What do you see when you look at something like this?
For most folks, it’s just a thing that doesn’t have much meaning. It’s just a thing.
For some, it’s an accessory for some piece of steampunk furniture. While for others, it tells a story.
Everything can tell us a story if we are willing to look at it in the right light.
Sure, You Can Tell a Story, But Can You Read One?
By trade, I am a plant operator and maintenance technician. I have spent a lot of my life reading gauges and trying to determine what the gauge is telling me in regards to a piece of equipment. So I have an understanding of these kinds of things. However, I can articulate what I see of the story that this instrument is trying to tell and in doing so, hopefully I can get others to see something of the story of a thing that is common to their world.
Here is what I see.
For the length of a person’s shift or watch, this gauge ruled their world. Everything in their life was dependent on their ability to discern the information displayed. In order to properly understand what this thing is trying to tell us, it can potentially take years of dedication and study.

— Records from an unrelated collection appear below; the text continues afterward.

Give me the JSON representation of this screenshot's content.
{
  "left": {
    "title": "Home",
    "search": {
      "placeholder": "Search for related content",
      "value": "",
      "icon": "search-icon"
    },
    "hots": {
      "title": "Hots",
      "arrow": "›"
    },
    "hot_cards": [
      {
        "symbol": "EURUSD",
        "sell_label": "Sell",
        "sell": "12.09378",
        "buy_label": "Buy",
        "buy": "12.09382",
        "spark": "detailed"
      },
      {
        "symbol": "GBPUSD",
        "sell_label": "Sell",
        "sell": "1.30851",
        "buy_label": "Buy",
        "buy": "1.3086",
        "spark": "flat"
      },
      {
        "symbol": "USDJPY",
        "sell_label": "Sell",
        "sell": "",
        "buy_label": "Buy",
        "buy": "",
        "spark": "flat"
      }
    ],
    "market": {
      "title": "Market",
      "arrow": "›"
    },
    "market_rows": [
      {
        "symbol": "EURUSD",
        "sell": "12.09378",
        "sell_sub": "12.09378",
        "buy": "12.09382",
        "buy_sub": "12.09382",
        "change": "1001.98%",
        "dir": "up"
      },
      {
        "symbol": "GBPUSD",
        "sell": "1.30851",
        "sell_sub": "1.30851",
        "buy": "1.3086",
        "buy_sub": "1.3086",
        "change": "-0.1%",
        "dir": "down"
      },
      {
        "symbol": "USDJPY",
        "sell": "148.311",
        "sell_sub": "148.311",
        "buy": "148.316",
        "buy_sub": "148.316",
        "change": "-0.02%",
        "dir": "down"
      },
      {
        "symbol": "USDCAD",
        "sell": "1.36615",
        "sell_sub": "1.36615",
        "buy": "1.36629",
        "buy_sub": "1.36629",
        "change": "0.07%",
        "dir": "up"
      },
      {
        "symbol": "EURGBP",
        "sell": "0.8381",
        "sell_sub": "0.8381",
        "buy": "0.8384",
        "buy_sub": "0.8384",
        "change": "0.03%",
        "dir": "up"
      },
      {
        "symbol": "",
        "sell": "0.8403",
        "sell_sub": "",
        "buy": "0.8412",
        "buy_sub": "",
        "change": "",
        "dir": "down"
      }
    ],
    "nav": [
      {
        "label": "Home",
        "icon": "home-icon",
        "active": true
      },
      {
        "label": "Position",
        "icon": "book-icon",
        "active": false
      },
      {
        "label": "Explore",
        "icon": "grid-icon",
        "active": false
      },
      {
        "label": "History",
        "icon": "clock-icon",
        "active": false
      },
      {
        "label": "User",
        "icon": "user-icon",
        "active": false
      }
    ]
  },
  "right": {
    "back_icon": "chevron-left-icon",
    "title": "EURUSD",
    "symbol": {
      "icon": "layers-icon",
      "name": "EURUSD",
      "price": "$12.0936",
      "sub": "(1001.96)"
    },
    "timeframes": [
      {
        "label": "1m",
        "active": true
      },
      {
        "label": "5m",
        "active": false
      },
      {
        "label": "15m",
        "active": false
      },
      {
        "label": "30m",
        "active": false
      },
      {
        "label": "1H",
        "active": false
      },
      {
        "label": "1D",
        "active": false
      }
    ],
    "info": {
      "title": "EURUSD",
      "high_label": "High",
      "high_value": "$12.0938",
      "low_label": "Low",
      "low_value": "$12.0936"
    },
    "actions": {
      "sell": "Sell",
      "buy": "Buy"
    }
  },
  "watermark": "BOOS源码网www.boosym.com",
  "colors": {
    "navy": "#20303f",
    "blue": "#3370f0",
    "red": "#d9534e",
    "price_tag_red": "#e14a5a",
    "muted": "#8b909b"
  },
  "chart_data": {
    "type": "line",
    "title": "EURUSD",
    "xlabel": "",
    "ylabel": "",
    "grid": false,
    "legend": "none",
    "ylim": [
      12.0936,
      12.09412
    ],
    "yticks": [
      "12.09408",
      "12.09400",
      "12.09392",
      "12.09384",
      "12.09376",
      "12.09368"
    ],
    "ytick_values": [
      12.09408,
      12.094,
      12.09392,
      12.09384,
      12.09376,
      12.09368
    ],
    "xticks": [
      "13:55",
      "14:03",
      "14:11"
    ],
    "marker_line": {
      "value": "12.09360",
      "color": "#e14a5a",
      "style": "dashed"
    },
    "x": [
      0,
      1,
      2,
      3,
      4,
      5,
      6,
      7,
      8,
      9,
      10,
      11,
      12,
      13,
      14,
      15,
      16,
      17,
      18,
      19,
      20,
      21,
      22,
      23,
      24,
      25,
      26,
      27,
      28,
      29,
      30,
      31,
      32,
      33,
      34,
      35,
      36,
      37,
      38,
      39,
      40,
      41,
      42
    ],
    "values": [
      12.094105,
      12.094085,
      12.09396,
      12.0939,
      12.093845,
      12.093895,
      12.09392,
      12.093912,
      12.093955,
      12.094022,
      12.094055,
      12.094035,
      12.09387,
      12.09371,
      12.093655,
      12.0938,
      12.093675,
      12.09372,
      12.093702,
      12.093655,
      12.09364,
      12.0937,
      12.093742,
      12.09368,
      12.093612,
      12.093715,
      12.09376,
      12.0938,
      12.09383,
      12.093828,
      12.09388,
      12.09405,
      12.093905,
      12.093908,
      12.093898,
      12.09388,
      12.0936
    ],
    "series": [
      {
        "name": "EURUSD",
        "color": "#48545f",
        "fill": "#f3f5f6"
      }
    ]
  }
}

Fluid systems, power systems, steam systems, and mechanical systems are unimaginably complex, though they don’t always appear to be so and the worth (so far as employment is concerned) was-and-still-is determined by one’s ability to decipher what the gauge is telling us.
The system that this gauge is connected to affects some other part of the total system when it’s in operation. If the operator doesn’t properly understand what it’s telling him, then another part of the operation suffers and if that doesn’t get rectified, eventually a person’s family could suffer since the operating engineer or stoker could end up without a job.
More Power, More Output
An example of this could be a textile mill back in the late 1800’s or early 1900’s. A single steam engine often ran an entire mill. The single engine would power everything through a belt system. As more machinery was put on the line and load was placed on the engine, it would require more steam to maintain speed. Engine speed affected plant output.
As more steam was required, more heat and water would need to be supplied to the boiler, which was manually fired and the boiler water level manually maintained. A steam gauge and water level gauge ruled the world of the stokers. A large drop in steam pressure and the engine slowed down. Too little water in the boiler and the boiler could explode. Too much heat resulted in wasted fuel and energy and too much water could mean that water would enter the steam piping and cause valve or engine damage.
Any one of these things could result in a man losing his job, which would’ve been catastrophic to his family.
Why Does Any of This Matter?
To me, I see the story of a man dedicated to his work in a way that people really aren’t today. Some of it in study. Some of it in practice, but dedication to his work nonetheless, because not being dedicated could be catastrophic.
What would it take to be more dedicated?